“Thank you so much. I’d like to thank my wife Anna, I love you more than rainbows, baby. My uncle Clay, my band, Jack Whigham, Scott Cooper, the cast of Crazy Heart, Jeff [Bridges] and Maggie [Gyllenhaal] and Colin [Farrell] and Mr. Bob [Robert Duvall]. Everyone at Fox Searchlight and Mr. T Bone Burnett and Stephen Bruton. Thank you all so much.”
Photo: Crazy Heart (Lorey Sebastian / 20th Century Fox)
Fisher Stevens and Jon Cryer
2010 Academy Award winner Fisher Stevens and actor Jon Cryer, a John Hughes alumnus and Two and a Half Men co-star, are seen above at the Governors Ball.
Actor-producer Fisher Stevens took home the Oscar for Best Documentary Feature for Louie Psihoyos’ The Cove, about dolphin-killing in Japan – humankind at its most bloodthirsty. Jon Cryer was in attendance to pay tribute to John Hughes; Cryer was featured in Pretty in Pink, with Molly Ringwald.

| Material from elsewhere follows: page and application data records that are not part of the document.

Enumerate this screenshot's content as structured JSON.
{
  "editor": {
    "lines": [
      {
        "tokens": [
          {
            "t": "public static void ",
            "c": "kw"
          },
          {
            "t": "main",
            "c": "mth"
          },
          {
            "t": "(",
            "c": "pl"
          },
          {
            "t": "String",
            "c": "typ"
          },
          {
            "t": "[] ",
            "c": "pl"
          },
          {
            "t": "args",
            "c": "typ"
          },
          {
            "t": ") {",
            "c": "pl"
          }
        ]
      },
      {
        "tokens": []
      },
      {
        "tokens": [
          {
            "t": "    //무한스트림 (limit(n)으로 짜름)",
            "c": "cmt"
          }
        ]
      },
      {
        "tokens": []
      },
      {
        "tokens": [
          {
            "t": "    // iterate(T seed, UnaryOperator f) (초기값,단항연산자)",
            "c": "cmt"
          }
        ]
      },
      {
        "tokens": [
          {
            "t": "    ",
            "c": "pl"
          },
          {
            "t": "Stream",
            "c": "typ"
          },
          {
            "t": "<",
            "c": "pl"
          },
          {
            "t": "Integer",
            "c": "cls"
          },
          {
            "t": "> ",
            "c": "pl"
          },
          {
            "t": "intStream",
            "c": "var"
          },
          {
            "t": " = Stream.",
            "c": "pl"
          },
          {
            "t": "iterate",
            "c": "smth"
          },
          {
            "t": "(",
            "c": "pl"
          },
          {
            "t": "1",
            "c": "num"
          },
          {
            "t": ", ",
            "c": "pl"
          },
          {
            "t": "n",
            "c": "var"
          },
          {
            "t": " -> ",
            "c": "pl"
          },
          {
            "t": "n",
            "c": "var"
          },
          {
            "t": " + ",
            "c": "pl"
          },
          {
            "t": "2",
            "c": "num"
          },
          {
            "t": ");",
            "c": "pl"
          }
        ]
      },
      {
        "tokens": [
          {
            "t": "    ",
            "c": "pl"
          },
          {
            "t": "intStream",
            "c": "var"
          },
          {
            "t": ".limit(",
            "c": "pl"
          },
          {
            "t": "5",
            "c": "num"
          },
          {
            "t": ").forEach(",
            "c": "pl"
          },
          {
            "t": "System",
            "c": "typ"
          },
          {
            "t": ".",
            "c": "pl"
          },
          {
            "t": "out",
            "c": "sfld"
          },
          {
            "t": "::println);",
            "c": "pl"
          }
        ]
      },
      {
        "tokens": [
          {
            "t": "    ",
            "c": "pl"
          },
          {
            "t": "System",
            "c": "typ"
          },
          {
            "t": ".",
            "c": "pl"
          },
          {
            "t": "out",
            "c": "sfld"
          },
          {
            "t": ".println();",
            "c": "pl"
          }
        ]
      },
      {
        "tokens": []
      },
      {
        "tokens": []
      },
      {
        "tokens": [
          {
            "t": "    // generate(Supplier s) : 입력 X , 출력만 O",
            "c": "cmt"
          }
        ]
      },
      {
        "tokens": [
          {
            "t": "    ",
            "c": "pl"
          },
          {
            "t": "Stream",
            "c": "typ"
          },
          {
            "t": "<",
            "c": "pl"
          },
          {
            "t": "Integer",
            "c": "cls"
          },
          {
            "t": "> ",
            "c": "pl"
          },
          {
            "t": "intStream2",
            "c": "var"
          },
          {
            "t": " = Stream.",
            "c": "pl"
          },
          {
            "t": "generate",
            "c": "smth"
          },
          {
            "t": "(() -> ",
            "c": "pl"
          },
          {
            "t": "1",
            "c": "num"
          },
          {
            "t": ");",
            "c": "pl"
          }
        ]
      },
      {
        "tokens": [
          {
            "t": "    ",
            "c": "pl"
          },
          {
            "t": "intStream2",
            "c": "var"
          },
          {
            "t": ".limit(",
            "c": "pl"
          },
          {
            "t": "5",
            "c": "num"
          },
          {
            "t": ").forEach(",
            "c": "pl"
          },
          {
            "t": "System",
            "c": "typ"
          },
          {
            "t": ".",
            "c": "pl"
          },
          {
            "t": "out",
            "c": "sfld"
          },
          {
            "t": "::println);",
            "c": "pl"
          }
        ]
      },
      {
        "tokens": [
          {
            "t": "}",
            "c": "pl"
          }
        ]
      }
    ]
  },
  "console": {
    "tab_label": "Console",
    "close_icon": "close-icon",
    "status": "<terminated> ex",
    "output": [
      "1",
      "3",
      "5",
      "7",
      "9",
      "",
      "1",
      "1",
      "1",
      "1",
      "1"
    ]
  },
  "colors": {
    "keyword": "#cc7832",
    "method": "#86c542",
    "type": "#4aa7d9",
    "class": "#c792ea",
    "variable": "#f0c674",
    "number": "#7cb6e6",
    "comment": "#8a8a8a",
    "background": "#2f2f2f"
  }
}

Fisher Stevens and Jon Cryer photo: Todd Wawrychuk / © A.M.P.A.S.
Best Original Song winner Ryan Bingham poses with Amanda Seyfried backstage during the 82nd Annual Academy Awards at the Kodak Theatre in Hollywood, CA on Sunday, March 7, 2010. Ryan Bingham won for the song “The Weary Kind,” which he co-composed with T Bone Burnett for Scott Cooper’s drama Crazy Heart, starring Jeff Bridges. Amanda Seyfried is the female lead in the romantic drama Dear John, co-starring Channing Tatum.
Photo: Todd Wawrychuk / © A.M.P.A.S.
Christoph Waltz Photo: Richard Harbaugh / © A.M.P.A.S.
Jake Gyllenhaal and Rachel McAdams movies
2008 Oscar presenter Jake Gyllenhaal has been shortlisted for one Academy Award: Best Supporting Actor for his performance as a gay cowboy in Ang Lee’s epoch-making romantic drama Brokeback Mountain (2005). Also in the cast: Heath Ledger as Gyllenhaal’s love interest, Anne Hathaway as his wife, Michelle Williams as his lover’s wife, Kate Mara as his lover’s daughter, and Randy Quaid as the two lovers’ boss.
In movies since 2002, the Canadian-born Rachel McAdams has been featured in about 10 films since then. Here is a trio of notable titles:
- Wedding Crashers (2005).
Director: David Dobkin.
Cast: Owen Wilson. Vince Vaughn. Rachel McAdams. Isla Fisher. Christopher Walken. Jane Seymour. Bradley Cooper. Keir O’Donnell. Henry Gibson. Rebecca De Mornay. David Conrad.
- The Notebook (2004).
Director: Nick Cassavetes.
Cast: Rachel McAdams. Ryan Gosling. James Garner. Gena Rowlands. James Marsden. Sam Shepard. Joan Allen. Kevin Connolly. David Thornton.
- Mean Girls (2004).
Director: Mark Waters.
Cast: Lindsay Lohan. Rachel McAdams. Tina Fey. Lacey Chabert. Amanda Seyfried. Amy Poehler. Tim Meadows. Lizzy Caplan.
Jake Gyllenhaal and Rachel McAdams photo: Matt Pettit / © A.M.P.A.S.